- I understand the link between my job and [Company]'s objectives
- I understand the measures used to evaluate my objectives
- I understand what issues face our customers
- I would encourage friends and others to work at [Company]
- In my department, we cooperate to get the work done
- Management gives staff a clear vision of the direction in which we are going
- My co-workers are committed to doing quality work
- My co-workers work well together to accomplish our goals
- My department focuses on solving problems instead of finding fault
- My department has a strong focus on the customer
- My department is aware of what customers require of us
- My department looks for ways to improve processes and productivity
- My department resolves conflict honestly, effectively and quickly
- My manager recognizes me when I do a good job
- My manager sets a good example for others to follow
- My manager treats employees with fairness and an even hand
- My skills are effectively used on the job
- My suggestions are given serious consideration by managers
- My supervisor encourages professional development of their employees
- My supervisor gets my input and buy-in when making key decisions that impact me at work
- My supervisor gives me enough resources to get the work done
- My supervisor involves other employees in solving problems facing the department
- My supervisor is a role model of quality work and a high work ethic
- My supervisor is an effective role models for me
- My supervisor is available when I have questions or need help
- My supervisor is effective in delegating work assignments
- My supervisor lets me know what is happening in the organization
- My supervisor listens to my suggestions
- My supervisor provides me with feedback concerning the job I do
- My supervisor regularly talks with me about my progress
- My supervisor sets performance goals for my job
- My supervisor supports my goals for self development
- My supervisor treats me fairly
- My supervisor works with me to develop my skills and abilities
- My team cooperates to get the work done
- My work environment allows me to be highly productive
- My work gives me a feeling of personal accomplishment
- My work is challenging and interesting
- My workload is reasonable
- Our company is committed to providing competitive products and services to its customers
- Overall, I am satisfied at [Company]
- People generally advance here as fast here as they do at other companies

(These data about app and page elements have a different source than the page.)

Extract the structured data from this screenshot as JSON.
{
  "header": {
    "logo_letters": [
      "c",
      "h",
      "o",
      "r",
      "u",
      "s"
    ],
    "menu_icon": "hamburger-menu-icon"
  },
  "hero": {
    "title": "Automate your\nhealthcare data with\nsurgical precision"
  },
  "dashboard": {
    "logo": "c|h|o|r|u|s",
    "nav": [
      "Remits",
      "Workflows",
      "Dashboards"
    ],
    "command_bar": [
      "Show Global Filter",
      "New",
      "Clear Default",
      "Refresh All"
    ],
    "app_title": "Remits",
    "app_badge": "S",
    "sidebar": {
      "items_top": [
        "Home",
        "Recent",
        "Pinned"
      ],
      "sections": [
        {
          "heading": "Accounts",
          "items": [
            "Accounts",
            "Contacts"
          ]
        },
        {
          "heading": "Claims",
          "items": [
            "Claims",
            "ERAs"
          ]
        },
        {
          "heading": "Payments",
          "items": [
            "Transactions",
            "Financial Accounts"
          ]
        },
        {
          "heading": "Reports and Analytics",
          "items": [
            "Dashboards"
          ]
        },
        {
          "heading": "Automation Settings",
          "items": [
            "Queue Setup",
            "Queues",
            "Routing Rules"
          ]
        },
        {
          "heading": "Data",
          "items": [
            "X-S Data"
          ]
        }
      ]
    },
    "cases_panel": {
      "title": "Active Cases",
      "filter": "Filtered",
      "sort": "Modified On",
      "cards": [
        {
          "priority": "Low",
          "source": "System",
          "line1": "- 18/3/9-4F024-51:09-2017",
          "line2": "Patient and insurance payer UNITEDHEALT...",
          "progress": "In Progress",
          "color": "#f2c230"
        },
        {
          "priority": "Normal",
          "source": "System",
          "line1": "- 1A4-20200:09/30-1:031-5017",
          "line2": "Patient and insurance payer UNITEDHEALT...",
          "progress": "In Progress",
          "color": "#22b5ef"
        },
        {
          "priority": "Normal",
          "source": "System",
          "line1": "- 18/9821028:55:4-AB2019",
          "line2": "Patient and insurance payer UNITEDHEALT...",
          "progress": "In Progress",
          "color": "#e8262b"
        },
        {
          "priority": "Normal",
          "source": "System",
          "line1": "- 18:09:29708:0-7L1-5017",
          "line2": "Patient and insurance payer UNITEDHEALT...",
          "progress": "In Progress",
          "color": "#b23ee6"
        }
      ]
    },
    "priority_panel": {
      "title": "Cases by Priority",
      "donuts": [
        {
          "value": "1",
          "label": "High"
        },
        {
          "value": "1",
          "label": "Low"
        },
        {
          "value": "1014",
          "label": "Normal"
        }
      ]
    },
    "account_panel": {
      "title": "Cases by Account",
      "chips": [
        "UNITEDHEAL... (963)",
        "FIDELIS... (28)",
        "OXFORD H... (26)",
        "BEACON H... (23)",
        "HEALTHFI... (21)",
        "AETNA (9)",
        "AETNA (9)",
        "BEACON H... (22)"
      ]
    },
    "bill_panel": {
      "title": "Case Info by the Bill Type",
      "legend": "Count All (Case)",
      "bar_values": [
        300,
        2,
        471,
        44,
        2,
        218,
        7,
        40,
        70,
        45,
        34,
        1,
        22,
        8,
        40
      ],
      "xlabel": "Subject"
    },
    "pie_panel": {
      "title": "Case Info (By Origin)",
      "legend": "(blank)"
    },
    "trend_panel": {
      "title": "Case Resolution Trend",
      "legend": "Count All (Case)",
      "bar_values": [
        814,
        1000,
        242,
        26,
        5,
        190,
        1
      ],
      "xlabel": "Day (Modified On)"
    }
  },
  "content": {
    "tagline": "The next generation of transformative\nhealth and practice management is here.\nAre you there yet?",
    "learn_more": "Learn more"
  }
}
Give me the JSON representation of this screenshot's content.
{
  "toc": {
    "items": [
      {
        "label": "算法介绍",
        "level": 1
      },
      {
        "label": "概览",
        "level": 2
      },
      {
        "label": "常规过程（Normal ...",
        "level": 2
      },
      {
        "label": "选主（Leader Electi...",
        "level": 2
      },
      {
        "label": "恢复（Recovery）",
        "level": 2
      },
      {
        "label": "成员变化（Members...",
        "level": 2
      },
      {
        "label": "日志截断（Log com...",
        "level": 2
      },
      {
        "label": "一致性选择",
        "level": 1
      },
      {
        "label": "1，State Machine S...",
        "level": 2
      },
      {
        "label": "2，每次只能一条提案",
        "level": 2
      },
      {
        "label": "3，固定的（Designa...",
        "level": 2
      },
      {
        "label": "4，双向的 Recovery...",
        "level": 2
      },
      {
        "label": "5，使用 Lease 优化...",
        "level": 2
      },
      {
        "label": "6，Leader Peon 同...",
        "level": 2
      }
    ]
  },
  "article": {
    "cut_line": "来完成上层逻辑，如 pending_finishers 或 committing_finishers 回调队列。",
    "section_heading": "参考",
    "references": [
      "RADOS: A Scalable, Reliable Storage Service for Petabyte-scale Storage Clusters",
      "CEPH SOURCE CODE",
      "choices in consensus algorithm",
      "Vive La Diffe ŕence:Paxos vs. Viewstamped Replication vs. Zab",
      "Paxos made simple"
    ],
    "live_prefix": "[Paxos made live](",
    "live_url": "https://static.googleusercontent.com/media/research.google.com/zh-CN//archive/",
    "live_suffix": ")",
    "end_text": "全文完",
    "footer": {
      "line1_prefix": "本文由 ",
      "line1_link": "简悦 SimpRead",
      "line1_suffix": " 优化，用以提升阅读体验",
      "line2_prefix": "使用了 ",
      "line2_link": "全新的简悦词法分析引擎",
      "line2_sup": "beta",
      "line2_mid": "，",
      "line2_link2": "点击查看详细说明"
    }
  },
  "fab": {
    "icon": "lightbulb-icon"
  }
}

- Projects in my department are managed well
- Senior leaders have clearly established a direction for [Company]
- Senior managers listen to me and care about my ideas
- Staff meetings have open and honest participation
- The company effectively utilizes my skills and abilities
- The training offered by [Company] meets my needs
- To better serve our customers, [Company] is committed to excellence in all activities